When we lived in Winslow, Arizona, in the 1930s, my father had a business, Carmack Engineering. It was an automobile and machine shop business. When I was about eight years old, he had me come down and sweep out his shop and clean it. This created a bond between a very hardworking father and myself, similar to that relationship enjoyed by farm boys and their fathers.
I can remember, and greatly value, time spent with my grandmother, Effie Marquess Carmack. She was another great influence in my life. She had a tremendous testimony and built my testimony in very real ways. An artist, she would ask, “Do you see the rose-colored sunset? Do you know who made this beautiful world? Heavenly Father did.” At Christmas she would say, “Jesus Christ gave the greatest gift to all of us. He is interested in all mankind. Christmas celebrates His birth.”
One time, I was standing by an abandoned car in my grandparents’ backyard when some neighbor boys threw a match into the gas tank. It exploded, burning my hands severely. They were absolutely charred, and I went to show my grandmother. A woman of great faith, my grandmother prayed over those hands. She put some salve on them, and the pain went away instantly. By the next day they were healing well.
During the latter part of World War II, we lived in the San Francisco Bay Area of northern California. Because of the war, my father worked seven days a week. He would get home at midnight and leave at six in the morning. Although he had been a real anchor of the Church in Arizona, he rarely could go to church during the war. Mother served as the Martinez Ward Relief Society president. She took us to stake conference in Oakland, which then was held on Saturday and Sunday. I remember seeing and hearing George Albert Smith, the President of the Church then, preside and speak at the meeting. Between the meetings on Saturday, she let us enjoy the Bay Area, Golden Gate Park, and baseball games at Seal Stadium. She kept the family and Church bond strong when my father, because of circumstances, couldn’t. A mother can accomplish many things.
I think my wife and I have a very good bond with our five children as a result of spending time with them, developing traditions, and becoming involved in their activities. We held family home evening on Monday nights. The whole night was family night. We followed the family home evening manual. Sometimes the children gave the lessons; sometimes my wife, Shirley, or I would. We played games, enjoyed family activities, and had refreshments. Some of our lessons were chaotic, but I think that holding family home evening regularly was very important. If the phone rang, one of the children answered it and said, “Can my father call you back? He’s involved in family home evening.” We also tried to have family prayers and family devotionals, where we read the scriptures.
Another thing we did was enjoy dinner together as a family. During dinner we talked and visited. Our conversations were lively. We had interesting discussions about the gospel, political and public affairs, and world events.
Our family played tennis and volleyball together, and a number of us liked to run for exercise, together or separately.
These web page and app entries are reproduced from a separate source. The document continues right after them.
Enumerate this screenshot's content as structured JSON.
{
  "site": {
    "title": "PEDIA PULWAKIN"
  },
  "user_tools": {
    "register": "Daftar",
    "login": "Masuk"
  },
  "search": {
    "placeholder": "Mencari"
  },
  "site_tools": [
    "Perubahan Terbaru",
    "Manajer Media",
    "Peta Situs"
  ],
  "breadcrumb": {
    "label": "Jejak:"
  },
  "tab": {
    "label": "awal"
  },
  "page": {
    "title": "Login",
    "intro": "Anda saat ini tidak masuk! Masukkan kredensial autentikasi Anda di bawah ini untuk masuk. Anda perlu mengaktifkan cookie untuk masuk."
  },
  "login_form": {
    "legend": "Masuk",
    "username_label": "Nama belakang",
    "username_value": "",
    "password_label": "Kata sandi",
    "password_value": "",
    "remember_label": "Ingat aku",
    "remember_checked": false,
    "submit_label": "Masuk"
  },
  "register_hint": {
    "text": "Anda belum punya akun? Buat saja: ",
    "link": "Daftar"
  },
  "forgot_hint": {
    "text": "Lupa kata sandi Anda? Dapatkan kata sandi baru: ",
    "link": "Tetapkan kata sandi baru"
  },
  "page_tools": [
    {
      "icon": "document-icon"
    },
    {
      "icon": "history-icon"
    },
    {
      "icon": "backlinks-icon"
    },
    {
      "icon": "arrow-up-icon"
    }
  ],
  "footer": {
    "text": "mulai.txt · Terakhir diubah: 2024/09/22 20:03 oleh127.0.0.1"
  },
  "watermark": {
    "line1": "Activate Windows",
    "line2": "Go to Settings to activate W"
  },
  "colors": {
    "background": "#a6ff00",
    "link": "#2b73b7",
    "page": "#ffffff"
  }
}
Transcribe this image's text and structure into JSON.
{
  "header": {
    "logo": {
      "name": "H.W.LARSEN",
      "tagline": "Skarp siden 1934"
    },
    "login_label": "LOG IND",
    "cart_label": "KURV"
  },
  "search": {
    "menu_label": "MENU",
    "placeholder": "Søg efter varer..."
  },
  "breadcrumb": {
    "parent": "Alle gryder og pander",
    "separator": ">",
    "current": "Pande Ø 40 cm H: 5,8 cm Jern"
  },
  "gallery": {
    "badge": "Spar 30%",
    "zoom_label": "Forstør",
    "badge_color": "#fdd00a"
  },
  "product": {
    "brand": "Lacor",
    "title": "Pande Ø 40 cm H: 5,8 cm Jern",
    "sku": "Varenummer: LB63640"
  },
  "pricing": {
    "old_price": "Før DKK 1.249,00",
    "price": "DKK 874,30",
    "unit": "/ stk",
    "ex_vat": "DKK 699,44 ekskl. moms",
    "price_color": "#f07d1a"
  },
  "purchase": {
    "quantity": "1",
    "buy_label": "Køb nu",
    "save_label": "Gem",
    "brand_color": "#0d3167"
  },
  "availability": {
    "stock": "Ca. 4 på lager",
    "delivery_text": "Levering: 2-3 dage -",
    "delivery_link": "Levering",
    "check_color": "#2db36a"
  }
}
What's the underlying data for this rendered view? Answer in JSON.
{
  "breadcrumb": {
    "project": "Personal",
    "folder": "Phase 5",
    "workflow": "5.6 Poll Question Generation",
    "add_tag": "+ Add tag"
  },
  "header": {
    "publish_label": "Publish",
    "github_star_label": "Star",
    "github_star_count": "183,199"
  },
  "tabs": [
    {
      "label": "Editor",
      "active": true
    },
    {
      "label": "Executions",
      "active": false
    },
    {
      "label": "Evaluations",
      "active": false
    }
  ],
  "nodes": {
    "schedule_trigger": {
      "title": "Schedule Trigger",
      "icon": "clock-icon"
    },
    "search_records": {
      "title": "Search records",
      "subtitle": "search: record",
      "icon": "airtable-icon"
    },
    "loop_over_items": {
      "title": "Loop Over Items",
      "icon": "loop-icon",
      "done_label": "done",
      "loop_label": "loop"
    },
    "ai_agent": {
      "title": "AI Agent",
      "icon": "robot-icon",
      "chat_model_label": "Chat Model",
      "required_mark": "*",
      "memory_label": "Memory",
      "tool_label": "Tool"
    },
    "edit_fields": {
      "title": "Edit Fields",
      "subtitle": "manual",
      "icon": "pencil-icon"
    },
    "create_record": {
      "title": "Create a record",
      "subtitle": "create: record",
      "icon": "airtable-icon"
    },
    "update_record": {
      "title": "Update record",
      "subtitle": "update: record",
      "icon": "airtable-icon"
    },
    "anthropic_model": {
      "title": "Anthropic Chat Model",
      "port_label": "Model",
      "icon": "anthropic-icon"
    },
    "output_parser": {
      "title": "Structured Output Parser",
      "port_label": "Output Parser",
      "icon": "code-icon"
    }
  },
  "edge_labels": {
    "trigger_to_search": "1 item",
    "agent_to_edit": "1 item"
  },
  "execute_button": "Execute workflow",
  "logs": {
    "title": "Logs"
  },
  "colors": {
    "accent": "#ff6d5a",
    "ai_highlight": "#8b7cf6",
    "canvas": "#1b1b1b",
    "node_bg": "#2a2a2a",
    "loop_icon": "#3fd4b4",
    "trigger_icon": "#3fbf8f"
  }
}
We enjoyed a number of sports and followed several college football and basketball teams. We also enjoyed seeing plays together. We were great readers and shared books we liked. All four of our daughters played volleyball and other sports, one was in school plays, and our son was a cross-country and track runner. My wife and I arranged our schedules, whenever possible, to be with them at all their school and Church events. Whatever they did was important to us too.
Traditions are important in our family. My wife loves to celebrate special occasions. At Christmastime we always reread the Christmas story out of Luke and talk about its meaning. While our children were living at home, we had a Christmas morning tradition of eating breakfast and saying a family prayer together before we opened the presents.
Our children are now carrying on the tradition of family prayer and family home evening in their own homes. Although our family is spread out geographically, we are able to get together from time to time. Two of our daughters publish a monthly family newsletter that is as lively as can be and includes recipes and reports of what we are each doing. They ask Shirley and me to contribute a message as the parents and grandparents in the family.
All our children and their spouses were in the temple together recently for the wedding of our youngest daughter. We are all committed to a common cause: the gospel of Jesus Christ.